Exercise —
Each record below needs to be set down again exactly.

Provided entries —
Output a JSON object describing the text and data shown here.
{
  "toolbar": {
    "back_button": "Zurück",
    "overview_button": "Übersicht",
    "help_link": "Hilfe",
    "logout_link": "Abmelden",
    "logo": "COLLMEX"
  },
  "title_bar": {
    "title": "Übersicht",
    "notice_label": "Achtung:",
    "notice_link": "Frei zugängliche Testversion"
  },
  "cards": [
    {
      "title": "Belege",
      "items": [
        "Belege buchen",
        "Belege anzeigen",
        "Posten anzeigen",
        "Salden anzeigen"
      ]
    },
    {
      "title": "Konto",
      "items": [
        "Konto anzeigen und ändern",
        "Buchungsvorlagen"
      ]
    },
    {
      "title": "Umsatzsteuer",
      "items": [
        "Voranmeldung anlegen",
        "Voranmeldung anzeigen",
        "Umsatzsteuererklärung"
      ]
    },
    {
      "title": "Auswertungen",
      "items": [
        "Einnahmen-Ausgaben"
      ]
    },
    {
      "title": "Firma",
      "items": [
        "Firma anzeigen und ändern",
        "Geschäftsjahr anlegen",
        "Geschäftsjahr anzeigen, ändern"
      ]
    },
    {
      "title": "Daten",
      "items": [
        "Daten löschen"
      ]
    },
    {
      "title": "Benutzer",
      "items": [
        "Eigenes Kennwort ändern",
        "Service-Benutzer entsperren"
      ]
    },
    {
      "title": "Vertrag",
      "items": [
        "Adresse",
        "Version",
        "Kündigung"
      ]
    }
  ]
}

Output below —
Output a JSON object describing the text and data shown here.
{
  "toolbar": {
    "back_button": "Zurück",
    "overview_button": "Übersicht",
    "help_link": "Hilfe",
    "logout_link": "Abmelden",
    "logo": "COLLMEX"
  },
  "title_bar": {
    "title": "Übersicht",
    "notice_label": "Achtung:",
    "notice_link": "Frei zugängliche Testversion"
  },
  "cards": [
    {
      "title": "Belege",
      "items": [
        "Belege buchen",
        "Belege anzeigen",
        "Posten anzeigen",
        "Salden anzeigen"
      ]
    },
    {
      "title": "Konto",
      "items": [
        "Konto anzeigen und ändern",
        "Buchungsvorlagen"
      ]
    },
    {
      "title": "Umsatzsteuer",
      "items": [
        "Voranmeldung anlegen",
        "Voranmeldung anzeigen",
        "Umsatzsteuererklärung"
      ]
    },
    {
      "title": "Auswertungen",
      "items": [
        "Einnahmen-Ausgaben"
      ]
    },
    {
      "title": "Firma",
      "items": [
        "Firma anzeigen und ändern",
        "Geschäftsjahr anlegen",
        "Geschäftsjahr anzeigen, ändern"
      ]
    },
    {
      "title": "Daten",
      "items": [
        "Daten löschen"
      ]
    },
    {
      "title": "Benutzer",
      "items": [
        "Eigenes Kennwort ändern",
        "Service-Benutzer entsperren"
      ]
    },
    {
      "title": "Vertrag",
      "items": [
        "Adresse",
        "Version",
        "Kündigung"
      ]
    }
  ]
}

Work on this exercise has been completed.